#### MATERIAL TO PROCESS:
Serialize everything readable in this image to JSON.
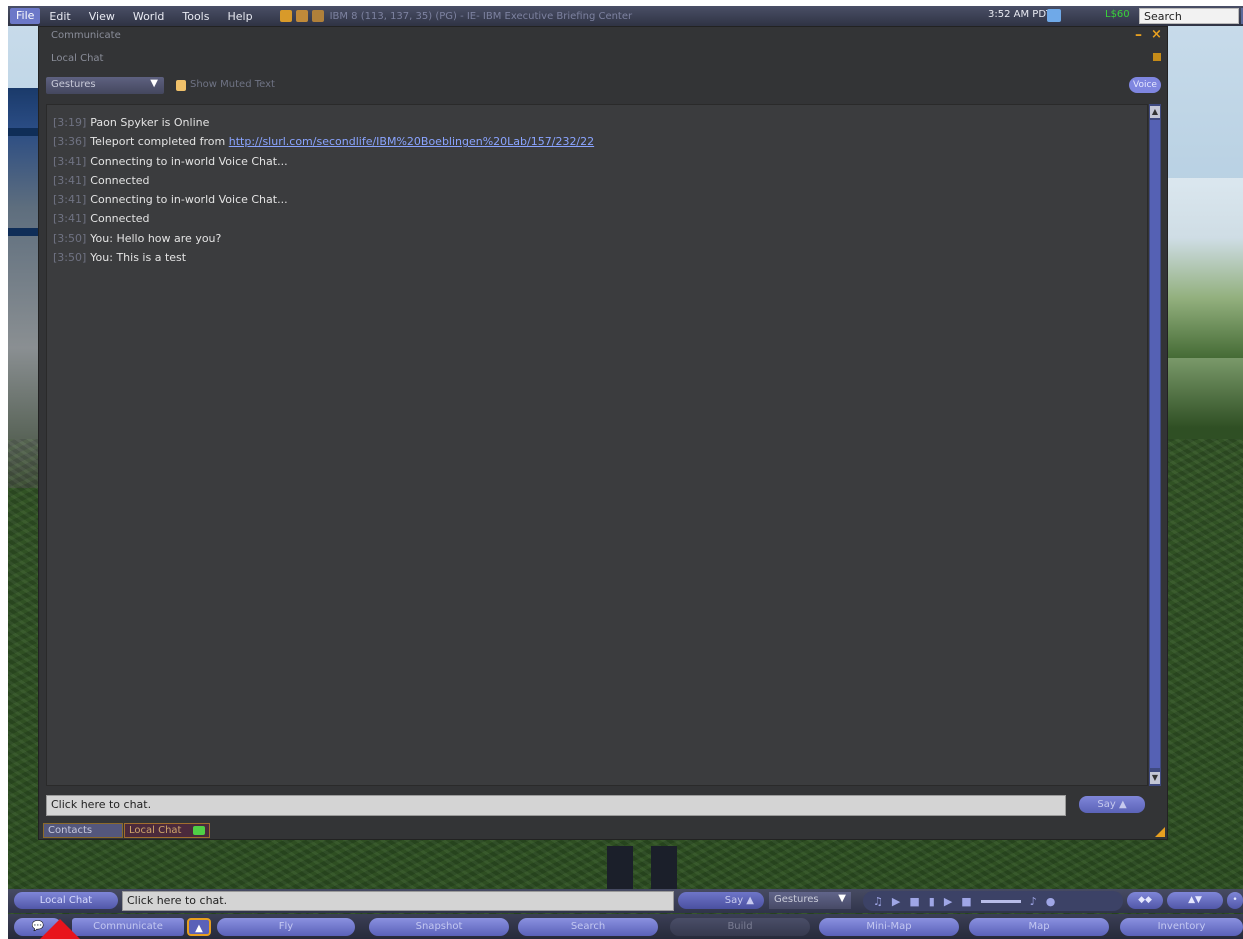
{
  "menubar": {
    "items": [
      "File",
      "Edit",
      "View",
      "World",
      "Tools",
      "Help"
    ],
    "location": "IBM 8 (113, 137, 35) (PG) - IE- IBM Executive Briefing Center",
    "clock": "3:52 AM PDT",
    "balance": "L$60",
    "search_placeholder": "Search"
  },
  "communicate_window": {
    "title": "Communicate",
    "subtitle": "Local Chat",
    "gestures_label": "Gestures",
    "show_muted_label": "Show Muted Text",
    "voice_button": "Voice",
    "messages": [
      {
        "time": "[3:19]",
        "text": "Paon Spyker is Online",
        "link": ""
      },
      {
        "time": "[3:36]",
        "text": "Teleport completed from ",
        "link": "http://slurl.com/secondlife/IBM%20Boeblingen%20Lab/157/232/22"
      },
      {
        "time": "[3:41]",
        "text": "Connecting to in-world Voice Chat...",
        "link": ""
      },
      {
        "time": "[3:41]",
        "text": "Connected",
        "link": ""
      },
      {
        "time": "[3:41]",
        "text": "Connecting to in-world Voice Chat...",
        "link": ""
      },
      {
        "time": "[3:41]",
        "text": "Connected",
        "link": ""
      },
      {
        "time": "[3:50]",
        "text": "You: Hello how are you?",
        "link": ""
      },
      {
        "time": "[3:50]",
        "text": "You: This is a test",
        "link": ""
      }
    ],
    "chat_placeholder": "Click here to chat.",
    "say_button": "Say",
    "tabs": [
      "Contacts",
      "Local Chat"
    ]
  },
  "chatbar": {
    "local_chat_button": "Local Chat",
    "chat_placeholder": "Click here to chat.",
    "say_button": "Say",
    "gestures_label": "Gestures"
  },
  "toolbar": {
    "communicate": "Communicate",
    "fly": "Fly",
    "snapshot": "Snapshot",
    "search": "Search",
    "build": "Build",
    "minimap": "Mini-Map",
    "map": "Map",
    "inventory": "Inventory"
  },
  "colors": {
    "accent": "#e8a020",
    "button_blue": "#6c73c8",
    "panel": "#333436",
    "pointer": "#e8141c"
  }
}
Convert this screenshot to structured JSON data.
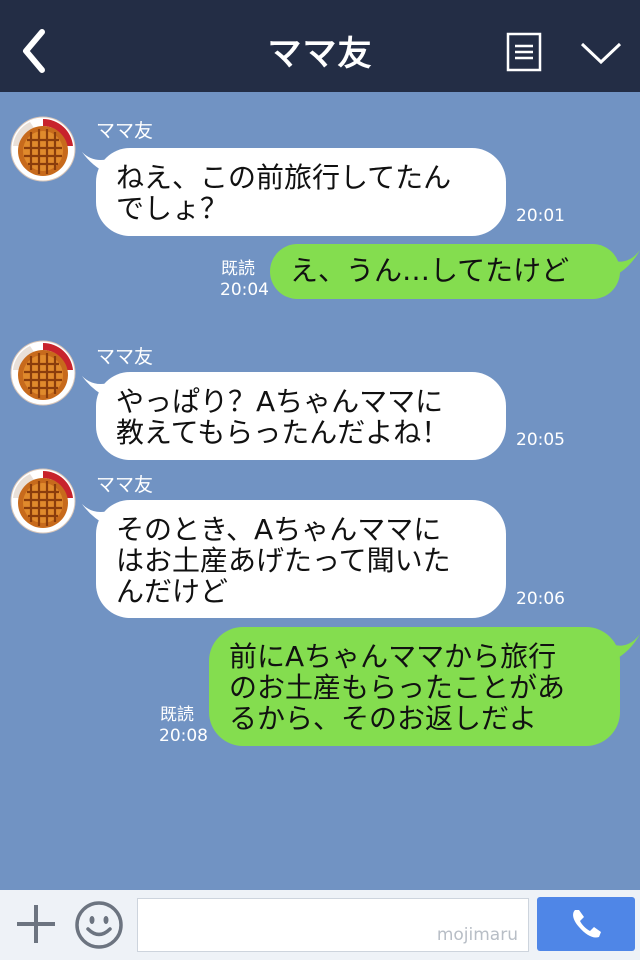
{
  "header": {
    "title": "ママ友"
  },
  "messages": [
    {
      "sender": "ママ友",
      "lines": [
        "ねえ、この前旅行してたん",
        "でしょ？"
      ],
      "time": "20:01"
    },
    {
      "lines": [
        "え、うん…してたけど"
      ],
      "read": "既読",
      "time": "20:04"
    },
    {
      "sender": "ママ友",
      "lines": [
        "やっぱり？Aちゃんママに",
        "教えてもらったんだよね！"
      ],
      "time": "20:05"
    },
    {
      "sender": "ママ友",
      "lines": [
        "そのとき、Aちゃんママに",
        "はお土産あげたって聞いた",
        "んだけど"
      ],
      "time": "20:06"
    },
    {
      "lines": [
        "前にAちゃんママから旅行",
        "のお土産もらったことがあ",
        "るから、そのお返しだよ"
      ],
      "read": "既読",
      "time": "20:08"
    }
  ],
  "footer": {
    "watermark": "mojimaru"
  },
  "icons": {
    "back": "back-chevron-icon",
    "menu": "menu-list-icon",
    "collapse": "chevron-down-icon",
    "add": "plus-icon",
    "emoji": "smiley-icon",
    "call": "phone-icon"
  },
  "colors": {
    "header": "#232d45",
    "background": "#7193c3",
    "outgoing": "#84dd4f",
    "incoming": "#ffffff",
    "call": "#4f86e7"
  }
}
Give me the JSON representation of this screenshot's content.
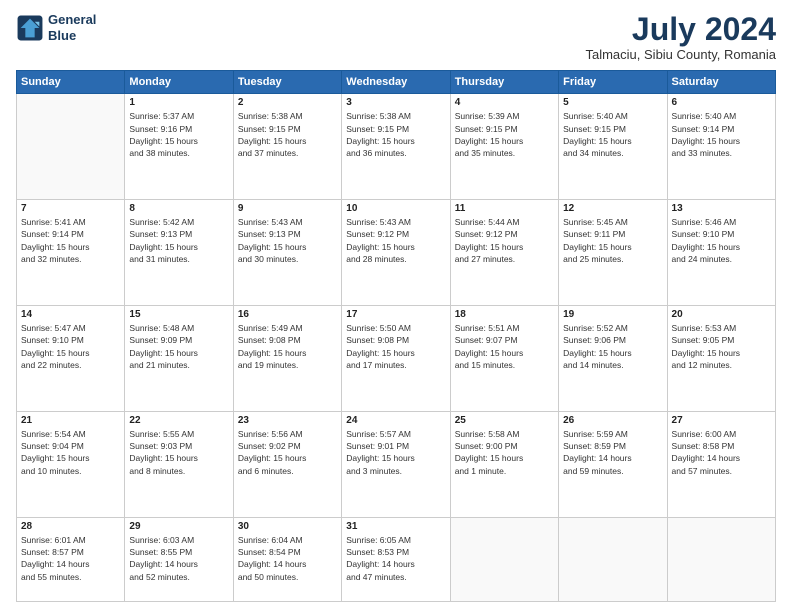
{
  "logo": {
    "line1": "General",
    "line2": "Blue"
  },
  "title": "July 2024",
  "location": "Talmaciu, Sibiu County, Romania",
  "days_header": [
    "Sunday",
    "Monday",
    "Tuesday",
    "Wednesday",
    "Thursday",
    "Friday",
    "Saturday"
  ],
  "weeks": [
    [
      {
        "day": "",
        "info": ""
      },
      {
        "day": "1",
        "info": "Sunrise: 5:37 AM\nSunset: 9:16 PM\nDaylight: 15 hours\nand 38 minutes."
      },
      {
        "day": "2",
        "info": "Sunrise: 5:38 AM\nSunset: 9:15 PM\nDaylight: 15 hours\nand 37 minutes."
      },
      {
        "day": "3",
        "info": "Sunrise: 5:38 AM\nSunset: 9:15 PM\nDaylight: 15 hours\nand 36 minutes."
      },
      {
        "day": "4",
        "info": "Sunrise: 5:39 AM\nSunset: 9:15 PM\nDaylight: 15 hours\nand 35 minutes."
      },
      {
        "day": "5",
        "info": "Sunrise: 5:40 AM\nSunset: 9:15 PM\nDaylight: 15 hours\nand 34 minutes."
      },
      {
        "day": "6",
        "info": "Sunrise: 5:40 AM\nSunset: 9:14 PM\nDaylight: 15 hours\nand 33 minutes."
      }
    ],
    [
      {
        "day": "7",
        "info": "Sunrise: 5:41 AM\nSunset: 9:14 PM\nDaylight: 15 hours\nand 32 minutes."
      },
      {
        "day": "8",
        "info": "Sunrise: 5:42 AM\nSunset: 9:13 PM\nDaylight: 15 hours\nand 31 minutes."
      },
      {
        "day": "9",
        "info": "Sunrise: 5:43 AM\nSunset: 9:13 PM\nDaylight: 15 hours\nand 30 minutes."
      },
      {
        "day": "10",
        "info": "Sunrise: 5:43 AM\nSunset: 9:12 PM\nDaylight: 15 hours\nand 28 minutes."
      },
      {
        "day": "11",
        "info": "Sunrise: 5:44 AM\nSunset: 9:12 PM\nDaylight: 15 hours\nand 27 minutes."
      },
      {
        "day": "12",
        "info": "Sunrise: 5:45 AM\nSunset: 9:11 PM\nDaylight: 15 hours\nand 25 minutes."
      },
      {
        "day": "13",
        "info": "Sunrise: 5:46 AM\nSunset: 9:10 PM\nDaylight: 15 hours\nand 24 minutes."
      }
    ],
    [
      {
        "day": "14",
        "info": "Sunrise: 5:47 AM\nSunset: 9:10 PM\nDaylight: 15 hours\nand 22 minutes."
      },
      {
        "day": "15",
        "info": "Sunrise: 5:48 AM\nSunset: 9:09 PM\nDaylight: 15 hours\nand 21 minutes."
      },
      {
        "day": "16",
        "info": "Sunrise: 5:49 AM\nSunset: 9:08 PM\nDaylight: 15 hours\nand 19 minutes."
      },
      {
        "day": "17",
        "info": "Sunrise: 5:50 AM\nSunset: 9:08 PM\nDaylight: 15 hours\nand 17 minutes."
      },
      {
        "day": "18",
        "info": "Sunrise: 5:51 AM\nSunset: 9:07 PM\nDaylight: 15 hours\nand 15 minutes."
      },
      {
        "day": "19",
        "info": "Sunrise: 5:52 AM\nSunset: 9:06 PM\nDaylight: 15 hours\nand 14 minutes."
      },
      {
        "day": "20",
        "info": "Sunrise: 5:53 AM\nSunset: 9:05 PM\nDaylight: 15 hours\nand 12 minutes."
      }
    ],
    [
      {
        "day": "21",
        "info": "Sunrise: 5:54 AM\nSunset: 9:04 PM\nDaylight: 15 hours\nand 10 minutes."
      },
      {
        "day": "22",
        "info": "Sunrise: 5:55 AM\nSunset: 9:03 PM\nDaylight: 15 hours\nand 8 minutes."
      },
      {
        "day": "23",
        "info": "Sunrise: 5:56 AM\nSunset: 9:02 PM\nDaylight: 15 hours\nand 6 minutes."
      },
      {
        "day": "24",
        "info": "Sunrise: 5:57 AM\nSunset: 9:01 PM\nDaylight: 15 hours\nand 3 minutes."
      },
      {
        "day": "25",
        "info": "Sunrise: 5:58 AM\nSunset: 9:00 PM\nDaylight: 15 hours\nand 1 minute."
      },
      {
        "day": "26",
        "info": "Sunrise: 5:59 AM\nSunset: 8:59 PM\nDaylight: 14 hours\nand 59 minutes."
      },
      {
        "day": "27",
        "info": "Sunrise: 6:00 AM\nSunset: 8:58 PM\nDaylight: 14 hours\nand 57 minutes."
      }
    ],
    [
      {
        "day": "28",
        "info": "Sunrise: 6:01 AM\nSunset: 8:57 PM\nDaylight: 14 hours\nand 55 minutes."
      },
      {
        "day": "29",
        "info": "Sunrise: 6:03 AM\nSunset: 8:55 PM\nDaylight: 14 hours\nand 52 minutes."
      },
      {
        "day": "30",
        "info": "Sunrise: 6:04 AM\nSunset: 8:54 PM\nDaylight: 14 hours\nand 50 minutes."
      },
      {
        "day": "31",
        "info": "Sunrise: 6:05 AM\nSunset: 8:53 PM\nDaylight: 14 hours\nand 47 minutes."
      },
      {
        "day": "",
        "info": ""
      },
      {
        "day": "",
        "info": ""
      },
      {
        "day": "",
        "info": ""
      }
    ]
  ]
}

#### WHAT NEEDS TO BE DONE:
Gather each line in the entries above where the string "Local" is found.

#### WRITTEN ANSWER:
    "subtitle": "Local Chat",
      "Local Chat"
    "local_chat_button": "Local Chat",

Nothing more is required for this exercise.